Award Management

To create a solution for researchers to enable them to easily track their expenses against their budgets and proactively manage their awards (grants).

My Work:

  • Lead designer for the Awards Management page
  • Redefined the information architecture and minimized feature creep
  • Used improvised affinity diagramming and white boarding techniques with Product Managers to understand the domain, ensuring the business requirements were met
  • Worked closely with development team to check that the designs could be implemented using available technology


  • Product released in 2014
  • Decrease in user comprehension time
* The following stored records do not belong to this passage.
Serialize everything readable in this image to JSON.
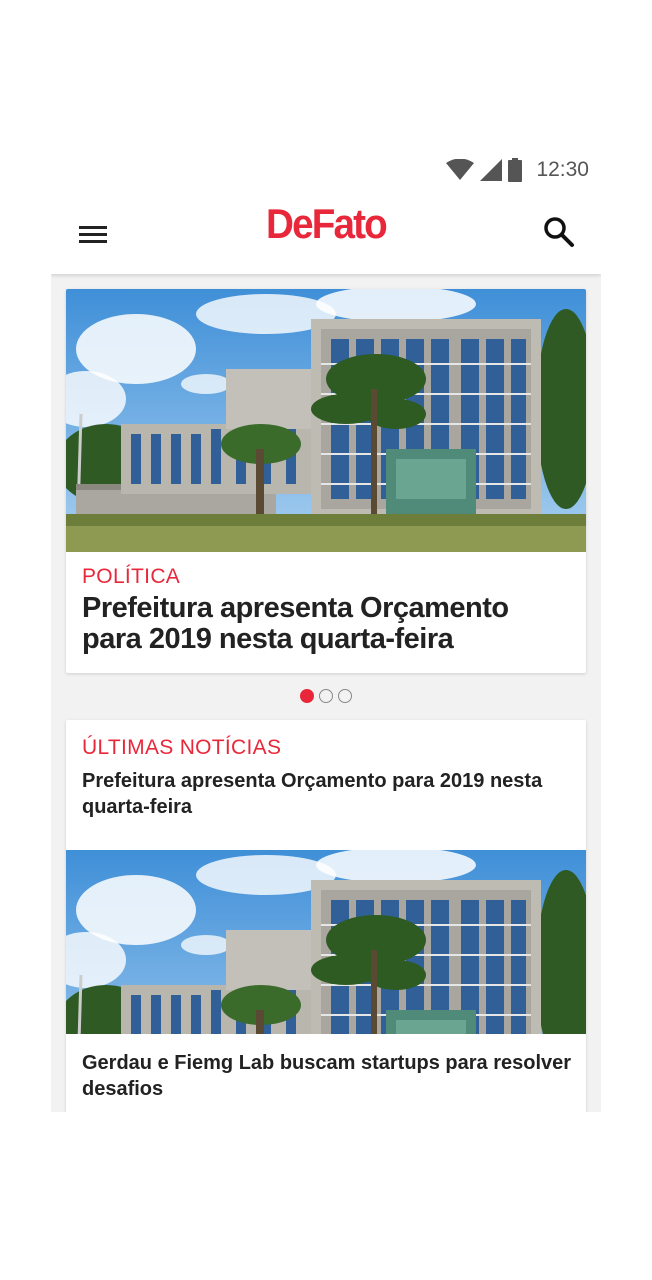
{
  "status_bar": {
    "time": "12:30",
    "icons": [
      "wifi-icon",
      "cellular-signal-icon",
      "battery-icon"
    ]
  },
  "app_bar": {
    "logo_text": "DeFato",
    "menu_icon": "hamburger-menu-icon",
    "search_icon": "search-icon"
  },
  "hero": {
    "category": "POLÍTICA",
    "title": "Prefeitura apresenta Orçamento para 2019 nesta quarta-feira",
    "image": "building-photo"
  },
  "carousel": {
    "active_index": 0,
    "count": 3
  },
  "latest": {
    "section_title": "ÚLTIMAS NOTÍCIAS",
    "items": [
      {
        "title": "Prefeitura apresenta Orçamento para 2019 nesta quarta-feira"
      },
      {
        "title": "Gerdau e Fiemg Lab buscam startups para resolver desafios"
      }
    ]
  },
  "colors": {
    "brand_red": "#e8283a",
    "text_dark": "#222222",
    "background": "#f2f2f2"
  }
}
Award management is a tool mainly used by casual users such as professors and researchers. The old designs of the tool had two huge pivot tables with fourteen columns and rows broken into multiple sub categories. This amount of information was too overwhelming for the end users whose primary goal was to just ensure that their expenses were in accordance with their budget and funds allocated. The goal of this project was to minimize the clutter on the page and present the data to the users such that it would empower them to manage their awards.
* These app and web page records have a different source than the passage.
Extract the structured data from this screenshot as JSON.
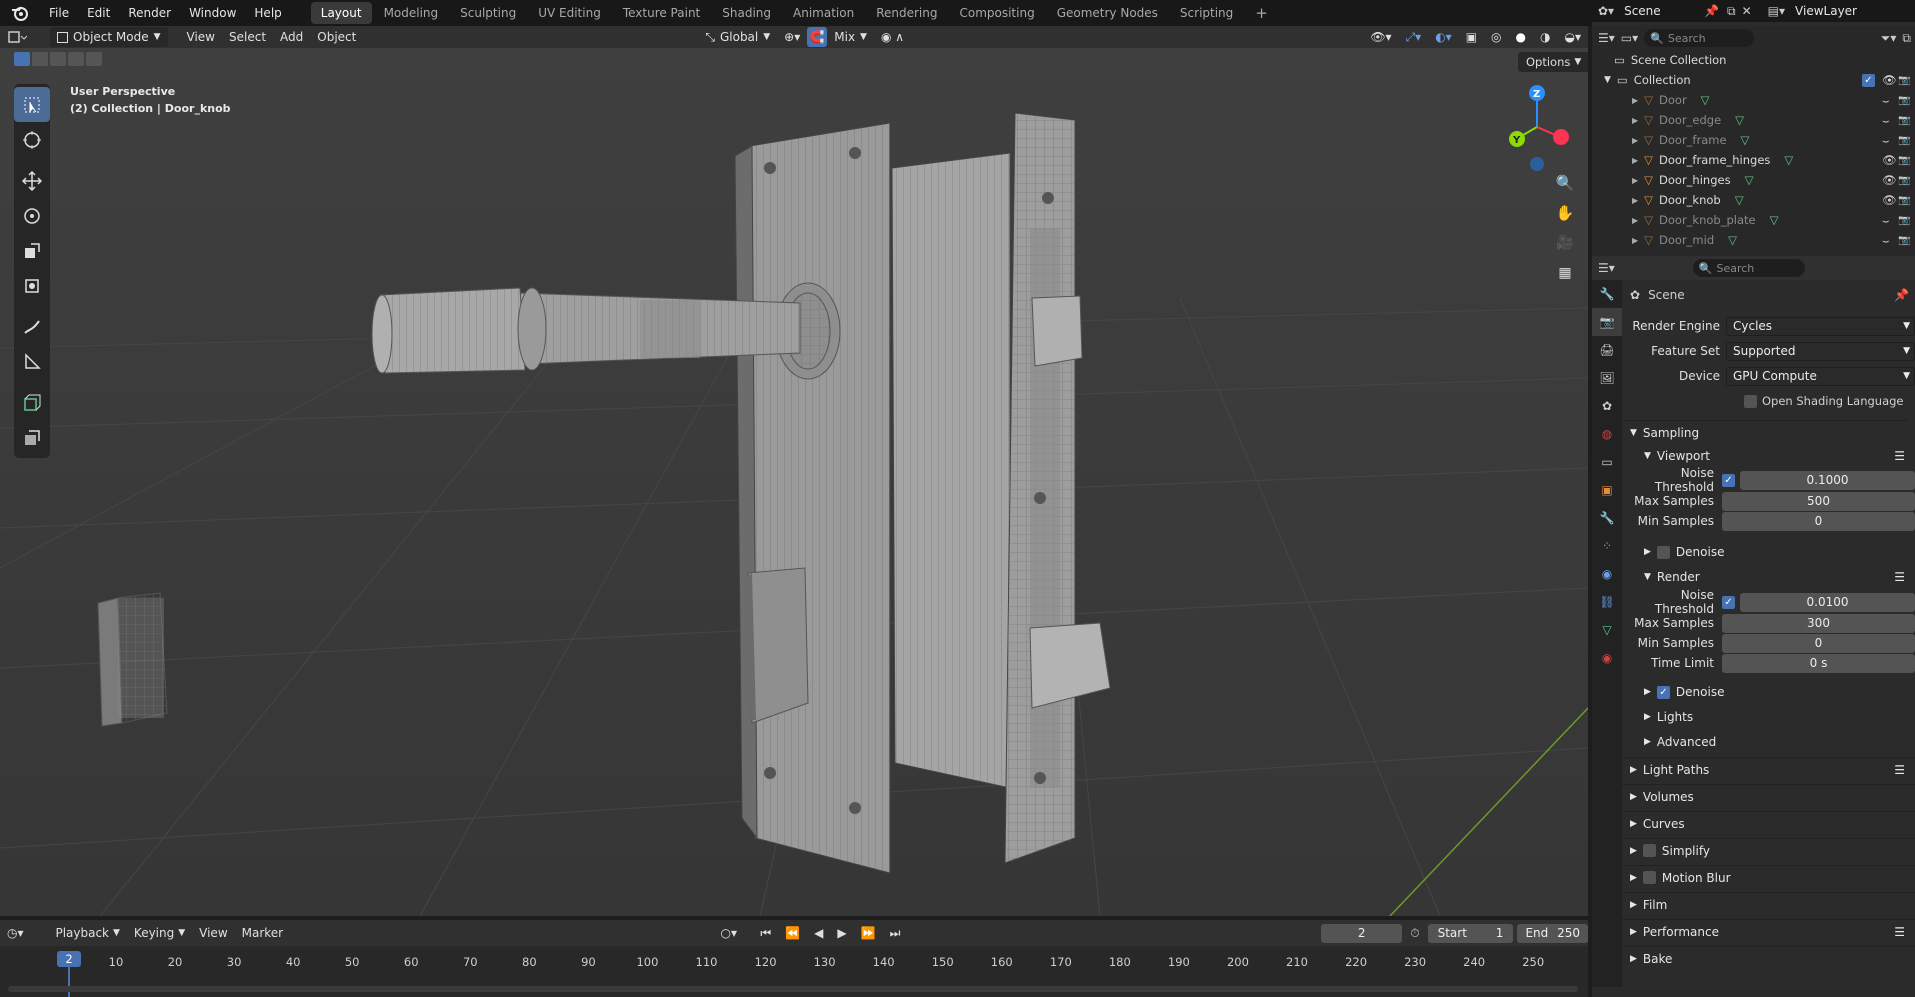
{
  "menu": {
    "file": "File",
    "edit": "Edit",
    "render": "Render",
    "window": "Window",
    "help": "Help"
  },
  "workspaces": [
    "Layout",
    "Modeling",
    "Sculpting",
    "UV Editing",
    "Texture Paint",
    "Shading",
    "Animation",
    "Rendering",
    "Compositing",
    "Geometry Nodes",
    "Scripting"
  ],
  "scene_selector": "Scene",
  "view_layer": "ViewLayer",
  "viewport_header": {
    "mode": "Object Mode",
    "view": "View",
    "select": "Select",
    "add": "Add",
    "object": "Object",
    "orientation": "Global",
    "snap": "Mix",
    "options": "Options"
  },
  "viewport_overlay": {
    "perspective": "User Perspective",
    "context": "(2) Collection | Door_knob"
  },
  "gizmo": {
    "y": "Y",
    "z": "Z"
  },
  "outliner": {
    "search_placeholder": "Search",
    "scene_collection": "Scene Collection",
    "collection": "Collection",
    "items": [
      {
        "name": "Door",
        "visible": false
      },
      {
        "name": "Door_edge",
        "visible": false
      },
      {
        "name": "Door_frame",
        "visible": false
      },
      {
        "name": "Door_frame_hinges",
        "visible": true
      },
      {
        "name": "Door_hinges",
        "visible": true
      },
      {
        "name": "Door_knob",
        "visible": true
      },
      {
        "name": "Door_knob_plate",
        "visible": false
      },
      {
        "name": "Door_mid",
        "visible": false
      }
    ]
  },
  "properties": {
    "search_placeholder": "Search",
    "scene_label": "Scene",
    "render_engine_label": "Render Engine",
    "render_engine": "Cycles",
    "feature_set_label": "Feature Set",
    "feature_set": "Supported",
    "device_label": "Device",
    "device": "GPU Compute",
    "osl_label": "Open Shading Language",
    "sampling": "Sampling",
    "viewport": "Viewport",
    "noise_threshold_label": "Noise Threshold",
    "viewport_noise_threshold": "0.1000",
    "max_samples_label": "Max Samples",
    "viewport_max_samples": "500",
    "min_samples_label": "Min Samples",
    "viewport_min_samples": "0",
    "denoise_label": "Denoise",
    "render": "Render",
    "render_noise_threshold": "0.0100",
    "render_max_samples": "300",
    "render_min_samples": "0",
    "time_limit_label": "Time Limit",
    "time_limit": "0 s",
    "lights": "Lights",
    "advanced": "Advanced",
    "light_paths": "Light Paths",
    "volumes": "Volumes",
    "curves": "Curves",
    "simplify": "Simplify",
    "motion_blur": "Motion Blur",
    "film": "Film",
    "performance": "Performance",
    "bake": "Bake"
  },
  "timeline": {
    "playback": "Playback",
    "keying": "Keying",
    "view": "View",
    "marker": "Marker",
    "current_frame": "2",
    "start_label": "Start",
    "start": "1",
    "end_label": "End",
    "end": "250",
    "ticks": [
      "10",
      "20",
      "30",
      "40",
      "50",
      "60",
      "70",
      "80",
      "90",
      "100",
      "110",
      "120",
      "130",
      "140",
      "150",
      "160",
      "170",
      "180",
      "190",
      "200",
      "210",
      "220",
      "230",
      "240",
      "250"
    ]
  },
  "colors": {
    "accent": "#4772b3",
    "active_tool": "#4d6b97",
    "object_orange": "#e08d3c",
    "mesh_green": "#5fc58c",
    "axis_x": "#ff3352",
    "axis_y": "#8bdc00",
    "axis_z": "#2890ff"
  }
}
The new solution provides the users a quick overview of how the funds have been distributed across different projects and how they have been utilized. I used the design metaphors such as bank account expenditures to make the UI more friendly for casual users. The information needed by users to help them decide if they need to see the details of a specific expenditure is surfaced at the top. Master detail interaction in the solution enables users to see award usage of one project in context of other projects and helps them decide if they want to move funds between projects.

Project Highlights:
Requirements gathering and objective definition

Used an improvised version of affinity diagramming and white boarding to help PMs articulate target users, requirements and use cases


Rapid Iterative Design
Designed high level concepts using metaphors to enable the PMs to understand the information hierarchy from user’s perspective and save the product from falling in to the feature creep trap. Negotiated and sold the idea of a minimalistic solution to the product team.

Rapid Iterative Design

Helped product managers communicate the more important use cases by involving them in my design iterations and having in depth discussion about addressing multiple scenarios.

Award Use Cases Walkthrough

Final Product:
The new design helps researchers get an overview of their awards and prioritize which award projects to look at without forcing them to analyze all the data available to them. The actions menu on the project cards enable them to take actions within context. While the awards pane acts a tool to browse through multiple awards, it can be collapsed if user wants to focus on a single award.

Final Award Management

Only the most important details are surfaced on the page to minimize the clutter. Data which users will seldom need has been hidden using show hide tables. Users can choose to view the entire data in a spreadsheet by clicking on the details icon.

Award Details